* **Work instructions**: Write out every line below that includes the word "asin".

* **Element data from apps and pages**:
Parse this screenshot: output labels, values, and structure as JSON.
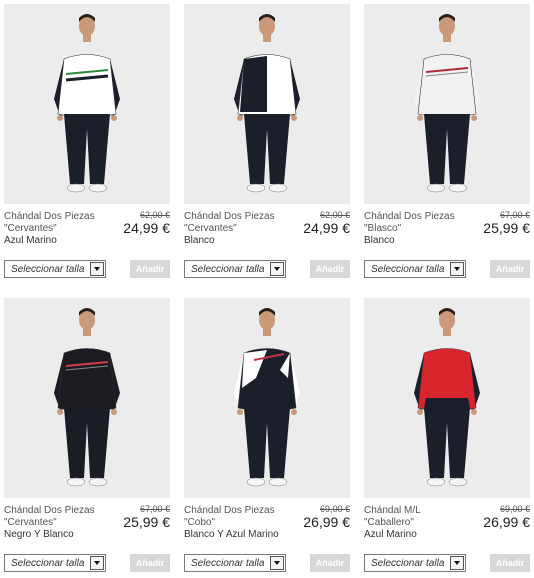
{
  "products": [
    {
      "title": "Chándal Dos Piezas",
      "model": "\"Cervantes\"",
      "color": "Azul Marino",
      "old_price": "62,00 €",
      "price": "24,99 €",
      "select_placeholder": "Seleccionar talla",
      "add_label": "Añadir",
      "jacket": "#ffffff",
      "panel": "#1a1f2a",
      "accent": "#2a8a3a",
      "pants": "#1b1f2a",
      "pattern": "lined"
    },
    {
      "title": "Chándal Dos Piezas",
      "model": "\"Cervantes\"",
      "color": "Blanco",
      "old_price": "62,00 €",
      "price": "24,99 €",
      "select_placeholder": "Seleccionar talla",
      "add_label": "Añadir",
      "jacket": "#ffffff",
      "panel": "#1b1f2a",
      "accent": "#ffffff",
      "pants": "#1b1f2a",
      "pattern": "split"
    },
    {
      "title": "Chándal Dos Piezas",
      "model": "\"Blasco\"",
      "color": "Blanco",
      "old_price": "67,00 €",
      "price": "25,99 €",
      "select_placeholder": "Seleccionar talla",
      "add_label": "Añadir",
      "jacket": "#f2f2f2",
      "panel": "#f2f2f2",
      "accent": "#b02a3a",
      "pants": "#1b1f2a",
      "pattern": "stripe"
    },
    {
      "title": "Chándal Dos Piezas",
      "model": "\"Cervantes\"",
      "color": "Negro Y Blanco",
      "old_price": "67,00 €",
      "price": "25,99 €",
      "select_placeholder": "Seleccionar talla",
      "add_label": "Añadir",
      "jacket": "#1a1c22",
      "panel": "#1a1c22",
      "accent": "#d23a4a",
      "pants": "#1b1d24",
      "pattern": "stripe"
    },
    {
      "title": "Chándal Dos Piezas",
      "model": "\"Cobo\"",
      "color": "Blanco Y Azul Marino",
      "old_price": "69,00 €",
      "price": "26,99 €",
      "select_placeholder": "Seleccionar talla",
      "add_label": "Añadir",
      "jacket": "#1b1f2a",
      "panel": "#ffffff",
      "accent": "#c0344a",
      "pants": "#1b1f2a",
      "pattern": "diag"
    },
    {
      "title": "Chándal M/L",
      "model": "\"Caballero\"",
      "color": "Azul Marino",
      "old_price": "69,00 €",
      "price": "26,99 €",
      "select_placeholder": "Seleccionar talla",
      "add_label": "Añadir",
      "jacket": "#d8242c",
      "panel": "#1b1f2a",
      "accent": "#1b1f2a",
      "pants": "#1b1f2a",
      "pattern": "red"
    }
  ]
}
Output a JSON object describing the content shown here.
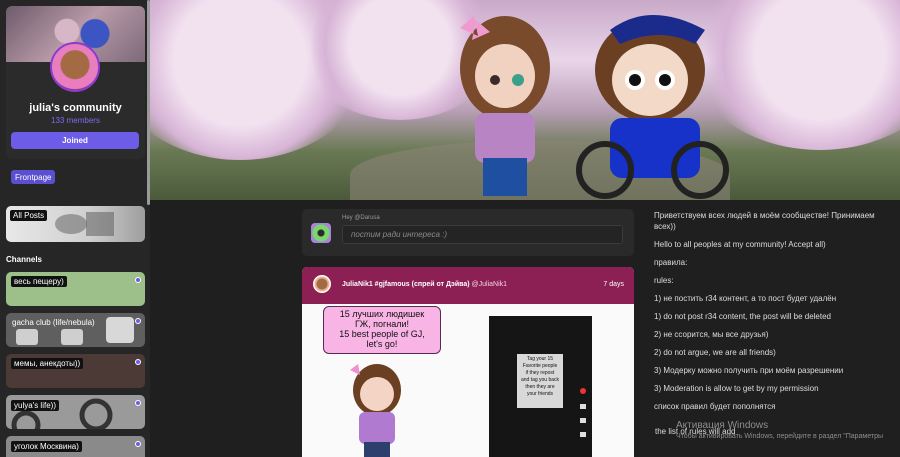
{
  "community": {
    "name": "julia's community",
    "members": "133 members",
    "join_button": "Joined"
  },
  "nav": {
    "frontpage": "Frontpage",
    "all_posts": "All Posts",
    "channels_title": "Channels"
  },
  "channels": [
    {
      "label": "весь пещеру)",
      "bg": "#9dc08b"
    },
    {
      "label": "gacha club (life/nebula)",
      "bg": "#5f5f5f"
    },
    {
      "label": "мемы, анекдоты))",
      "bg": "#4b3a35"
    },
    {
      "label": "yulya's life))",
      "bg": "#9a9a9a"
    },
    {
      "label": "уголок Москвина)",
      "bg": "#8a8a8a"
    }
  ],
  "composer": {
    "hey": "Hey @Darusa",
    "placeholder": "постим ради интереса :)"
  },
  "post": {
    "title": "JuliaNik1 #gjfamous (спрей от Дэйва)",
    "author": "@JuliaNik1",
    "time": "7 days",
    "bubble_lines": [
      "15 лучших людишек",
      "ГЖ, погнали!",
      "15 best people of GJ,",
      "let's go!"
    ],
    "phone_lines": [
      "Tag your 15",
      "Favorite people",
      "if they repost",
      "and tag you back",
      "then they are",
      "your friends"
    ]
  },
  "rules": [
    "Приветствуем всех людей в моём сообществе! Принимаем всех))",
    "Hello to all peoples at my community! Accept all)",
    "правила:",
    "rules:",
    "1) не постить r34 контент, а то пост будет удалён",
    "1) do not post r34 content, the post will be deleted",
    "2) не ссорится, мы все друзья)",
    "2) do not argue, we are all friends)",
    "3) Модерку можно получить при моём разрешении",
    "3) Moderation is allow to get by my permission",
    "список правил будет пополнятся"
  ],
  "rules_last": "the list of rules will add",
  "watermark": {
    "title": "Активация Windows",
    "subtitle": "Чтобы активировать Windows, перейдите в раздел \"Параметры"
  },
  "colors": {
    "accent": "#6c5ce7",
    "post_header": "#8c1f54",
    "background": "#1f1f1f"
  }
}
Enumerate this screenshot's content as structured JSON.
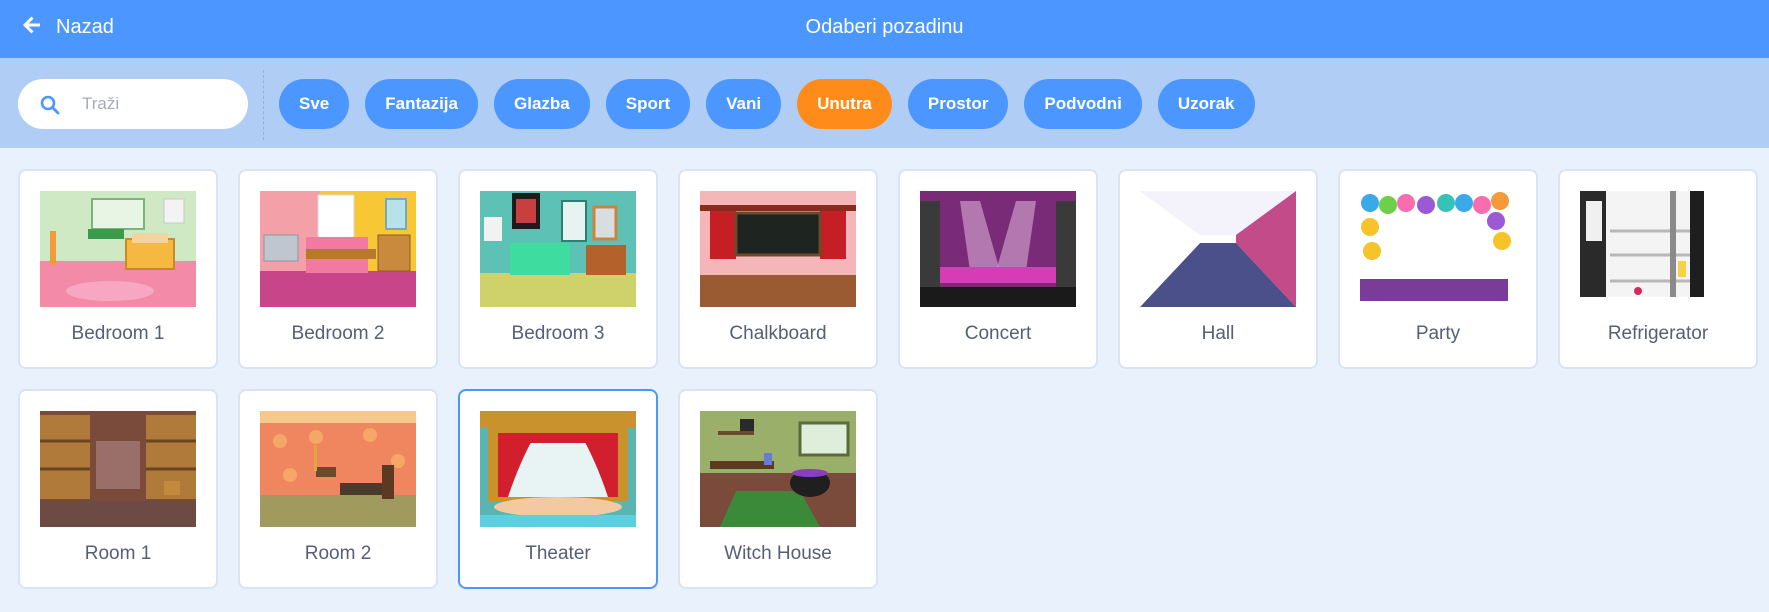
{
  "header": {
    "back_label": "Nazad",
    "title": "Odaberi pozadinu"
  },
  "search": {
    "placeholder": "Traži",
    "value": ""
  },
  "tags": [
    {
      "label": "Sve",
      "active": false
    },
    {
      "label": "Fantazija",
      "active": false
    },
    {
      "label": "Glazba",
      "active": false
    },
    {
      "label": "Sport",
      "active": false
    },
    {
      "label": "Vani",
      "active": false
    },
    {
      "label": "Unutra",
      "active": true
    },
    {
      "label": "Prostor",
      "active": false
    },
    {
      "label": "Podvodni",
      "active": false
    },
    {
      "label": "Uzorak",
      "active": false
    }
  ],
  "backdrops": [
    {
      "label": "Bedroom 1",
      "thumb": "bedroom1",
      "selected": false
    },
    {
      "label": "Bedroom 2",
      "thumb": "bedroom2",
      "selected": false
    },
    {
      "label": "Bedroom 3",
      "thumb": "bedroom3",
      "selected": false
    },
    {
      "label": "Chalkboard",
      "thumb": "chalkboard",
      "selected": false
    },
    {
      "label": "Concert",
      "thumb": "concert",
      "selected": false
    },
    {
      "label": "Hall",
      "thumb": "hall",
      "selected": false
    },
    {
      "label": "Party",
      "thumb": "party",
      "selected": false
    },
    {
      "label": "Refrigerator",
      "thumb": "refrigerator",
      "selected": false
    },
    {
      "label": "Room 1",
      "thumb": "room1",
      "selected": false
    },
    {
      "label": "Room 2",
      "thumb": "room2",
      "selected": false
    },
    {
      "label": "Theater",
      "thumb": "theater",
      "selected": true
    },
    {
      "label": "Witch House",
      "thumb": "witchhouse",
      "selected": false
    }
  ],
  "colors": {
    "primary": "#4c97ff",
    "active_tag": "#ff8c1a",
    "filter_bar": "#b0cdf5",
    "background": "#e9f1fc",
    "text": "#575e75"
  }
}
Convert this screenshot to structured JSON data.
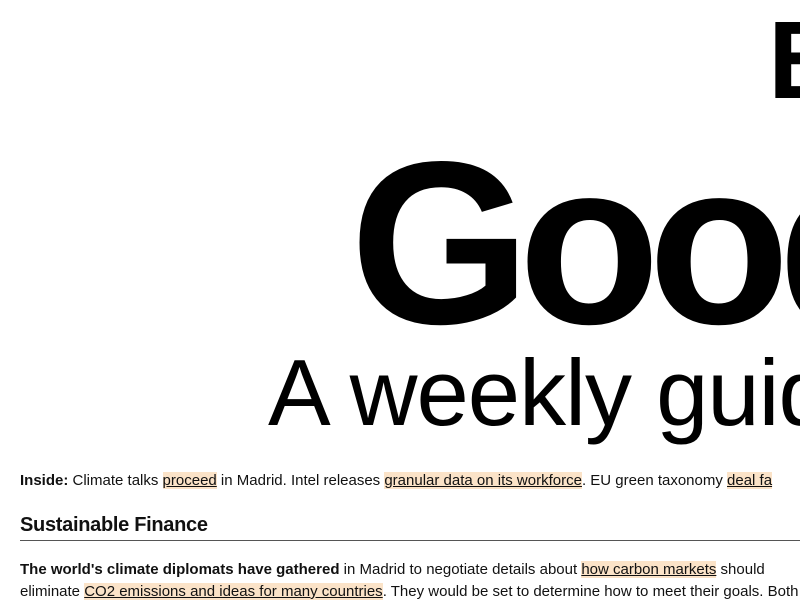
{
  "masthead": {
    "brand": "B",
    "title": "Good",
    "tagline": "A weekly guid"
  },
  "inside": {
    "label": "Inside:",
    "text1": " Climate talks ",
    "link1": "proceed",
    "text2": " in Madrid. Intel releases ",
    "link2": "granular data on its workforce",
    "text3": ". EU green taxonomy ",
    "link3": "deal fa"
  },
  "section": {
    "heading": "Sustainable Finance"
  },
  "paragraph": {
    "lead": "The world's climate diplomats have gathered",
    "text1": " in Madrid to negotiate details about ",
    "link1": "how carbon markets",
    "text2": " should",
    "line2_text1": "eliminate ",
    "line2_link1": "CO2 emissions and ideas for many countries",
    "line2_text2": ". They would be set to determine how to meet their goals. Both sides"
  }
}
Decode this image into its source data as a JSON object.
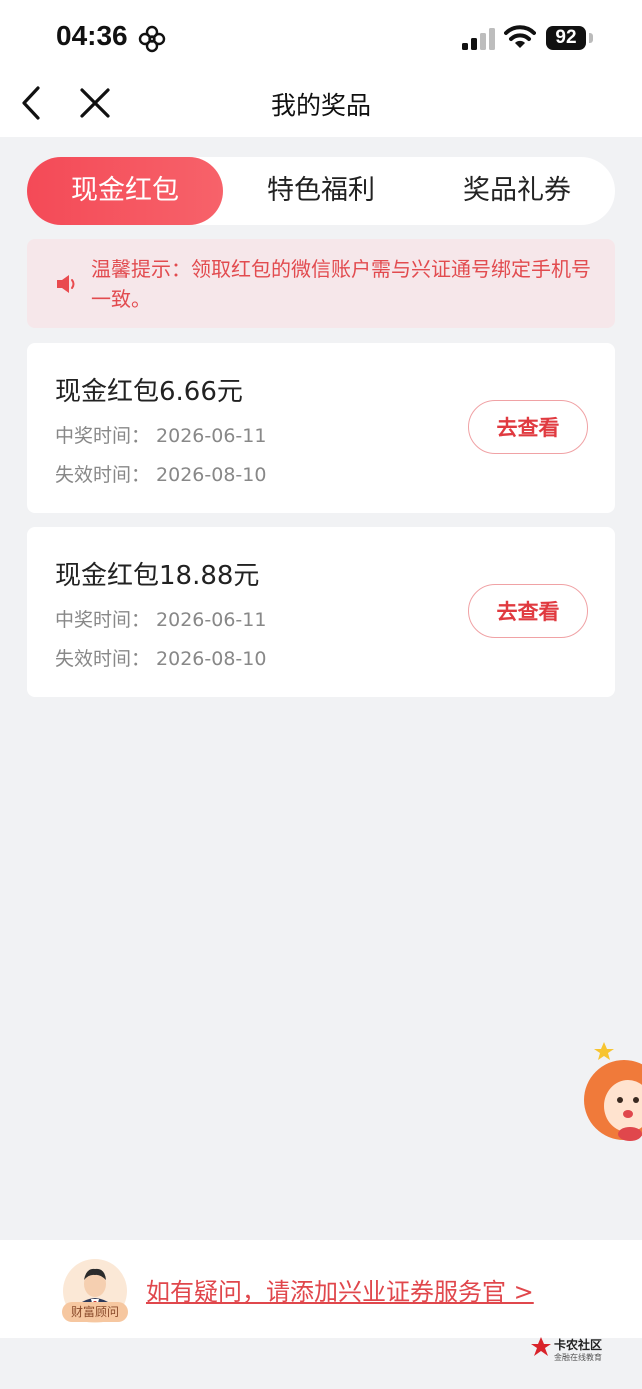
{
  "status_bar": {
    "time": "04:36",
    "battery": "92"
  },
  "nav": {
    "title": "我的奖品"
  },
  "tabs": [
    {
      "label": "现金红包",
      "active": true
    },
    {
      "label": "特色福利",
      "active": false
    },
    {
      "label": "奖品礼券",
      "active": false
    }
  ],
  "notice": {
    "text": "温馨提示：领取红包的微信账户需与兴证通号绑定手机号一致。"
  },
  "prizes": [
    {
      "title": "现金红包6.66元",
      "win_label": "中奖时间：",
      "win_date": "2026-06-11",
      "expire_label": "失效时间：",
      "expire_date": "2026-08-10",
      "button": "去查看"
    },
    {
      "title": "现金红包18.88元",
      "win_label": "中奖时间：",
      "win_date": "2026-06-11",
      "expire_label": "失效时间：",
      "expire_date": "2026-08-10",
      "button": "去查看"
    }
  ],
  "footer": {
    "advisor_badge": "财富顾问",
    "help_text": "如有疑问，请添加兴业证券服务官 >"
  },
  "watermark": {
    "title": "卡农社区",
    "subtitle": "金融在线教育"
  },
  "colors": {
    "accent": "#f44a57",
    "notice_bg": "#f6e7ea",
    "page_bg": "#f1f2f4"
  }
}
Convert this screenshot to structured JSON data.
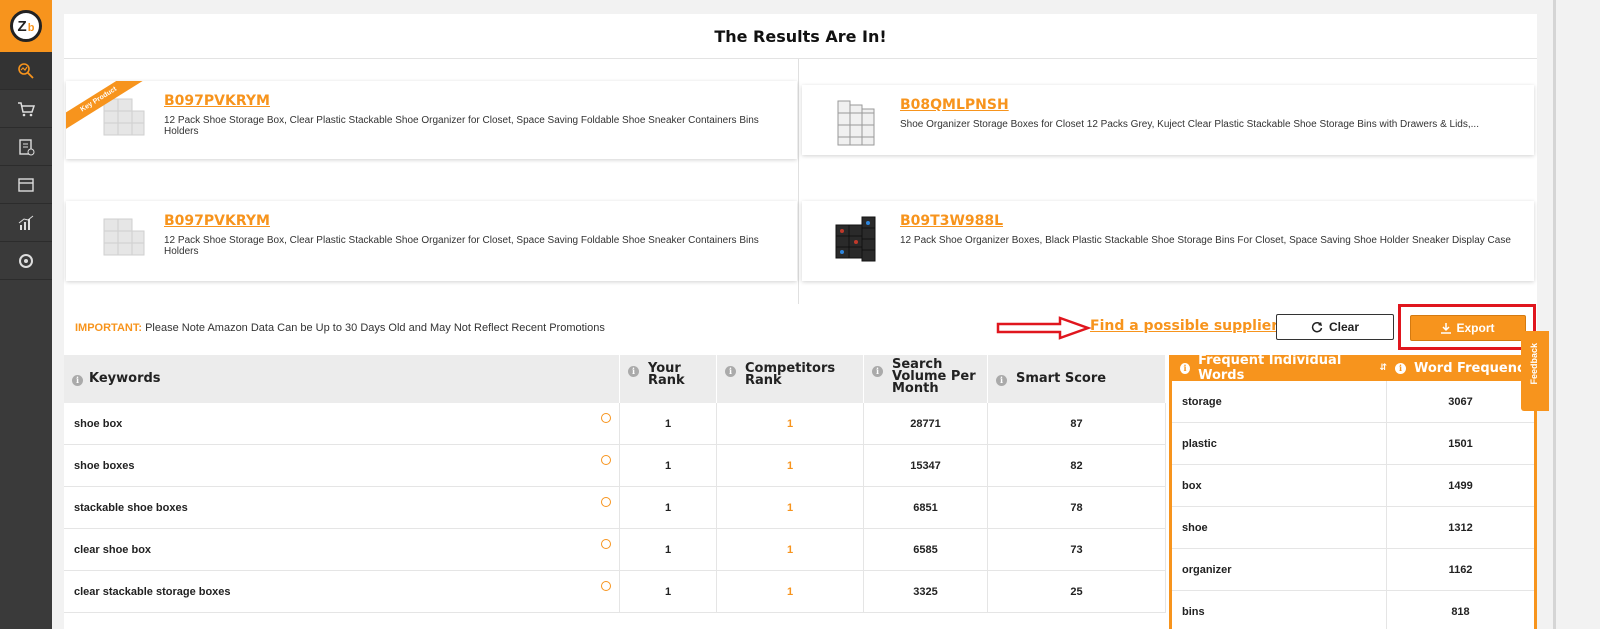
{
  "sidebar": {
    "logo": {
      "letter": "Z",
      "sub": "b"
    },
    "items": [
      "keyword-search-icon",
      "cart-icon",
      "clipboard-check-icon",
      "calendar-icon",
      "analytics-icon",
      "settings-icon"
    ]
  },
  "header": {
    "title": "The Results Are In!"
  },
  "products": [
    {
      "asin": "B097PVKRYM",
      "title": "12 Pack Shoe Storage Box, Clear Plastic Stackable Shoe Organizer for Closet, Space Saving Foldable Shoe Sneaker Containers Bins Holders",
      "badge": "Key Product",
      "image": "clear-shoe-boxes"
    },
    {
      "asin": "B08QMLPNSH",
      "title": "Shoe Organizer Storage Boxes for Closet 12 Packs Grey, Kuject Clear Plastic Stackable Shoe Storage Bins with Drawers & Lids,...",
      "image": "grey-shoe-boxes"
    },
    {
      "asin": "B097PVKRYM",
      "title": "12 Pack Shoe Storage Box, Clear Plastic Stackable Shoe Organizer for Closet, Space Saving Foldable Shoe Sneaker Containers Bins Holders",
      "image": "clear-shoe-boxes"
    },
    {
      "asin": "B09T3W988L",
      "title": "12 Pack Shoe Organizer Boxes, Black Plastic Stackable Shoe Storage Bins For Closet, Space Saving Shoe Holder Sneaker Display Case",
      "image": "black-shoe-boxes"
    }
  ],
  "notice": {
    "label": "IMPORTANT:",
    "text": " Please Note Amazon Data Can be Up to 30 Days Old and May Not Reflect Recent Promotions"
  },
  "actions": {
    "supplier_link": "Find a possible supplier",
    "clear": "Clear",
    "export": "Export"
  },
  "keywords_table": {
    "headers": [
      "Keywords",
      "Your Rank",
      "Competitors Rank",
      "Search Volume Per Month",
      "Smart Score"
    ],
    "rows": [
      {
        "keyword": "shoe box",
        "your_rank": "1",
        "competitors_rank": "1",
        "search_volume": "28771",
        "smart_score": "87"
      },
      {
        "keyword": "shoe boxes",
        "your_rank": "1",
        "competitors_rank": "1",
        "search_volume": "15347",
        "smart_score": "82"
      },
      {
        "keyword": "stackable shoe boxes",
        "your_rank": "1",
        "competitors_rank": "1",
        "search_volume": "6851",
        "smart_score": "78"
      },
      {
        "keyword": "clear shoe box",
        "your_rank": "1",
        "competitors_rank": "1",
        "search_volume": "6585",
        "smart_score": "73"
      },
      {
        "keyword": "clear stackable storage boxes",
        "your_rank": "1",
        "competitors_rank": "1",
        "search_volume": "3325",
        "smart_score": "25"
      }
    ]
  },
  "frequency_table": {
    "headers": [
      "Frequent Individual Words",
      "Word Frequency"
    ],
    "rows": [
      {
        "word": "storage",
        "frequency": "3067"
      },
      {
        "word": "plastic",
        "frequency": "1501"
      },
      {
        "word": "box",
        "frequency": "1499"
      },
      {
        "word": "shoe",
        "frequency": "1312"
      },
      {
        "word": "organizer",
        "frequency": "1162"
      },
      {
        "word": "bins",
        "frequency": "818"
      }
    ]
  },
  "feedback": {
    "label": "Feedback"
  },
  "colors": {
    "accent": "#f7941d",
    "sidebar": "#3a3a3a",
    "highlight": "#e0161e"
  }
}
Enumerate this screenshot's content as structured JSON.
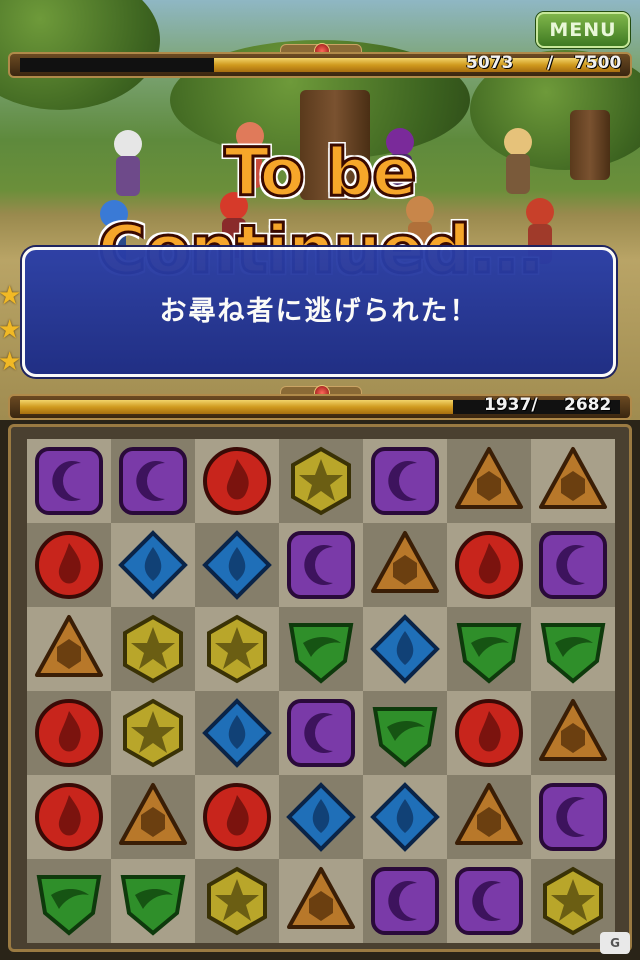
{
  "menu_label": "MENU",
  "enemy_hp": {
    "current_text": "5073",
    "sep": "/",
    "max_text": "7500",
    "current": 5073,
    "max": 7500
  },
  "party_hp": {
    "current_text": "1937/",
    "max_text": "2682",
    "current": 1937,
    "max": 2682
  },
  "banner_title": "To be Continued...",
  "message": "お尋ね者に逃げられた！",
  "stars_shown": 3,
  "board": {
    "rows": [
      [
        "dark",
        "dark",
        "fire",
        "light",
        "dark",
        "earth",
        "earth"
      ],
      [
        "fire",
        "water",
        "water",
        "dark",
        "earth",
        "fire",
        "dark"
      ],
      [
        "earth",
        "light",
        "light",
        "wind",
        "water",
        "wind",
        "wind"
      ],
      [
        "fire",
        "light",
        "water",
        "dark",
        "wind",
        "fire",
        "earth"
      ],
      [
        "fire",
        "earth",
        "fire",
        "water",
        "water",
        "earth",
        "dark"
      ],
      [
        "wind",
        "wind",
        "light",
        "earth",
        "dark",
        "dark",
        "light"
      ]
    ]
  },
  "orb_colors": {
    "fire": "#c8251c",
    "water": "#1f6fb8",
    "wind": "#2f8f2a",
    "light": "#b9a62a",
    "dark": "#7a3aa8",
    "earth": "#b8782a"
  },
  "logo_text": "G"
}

* **Written response**:
      "asin": "B097PVKRYM",
      "asin": "B08QMLPNSH",
      "asin": "B097PVKRYM",
      "asin": "B09T3W988L",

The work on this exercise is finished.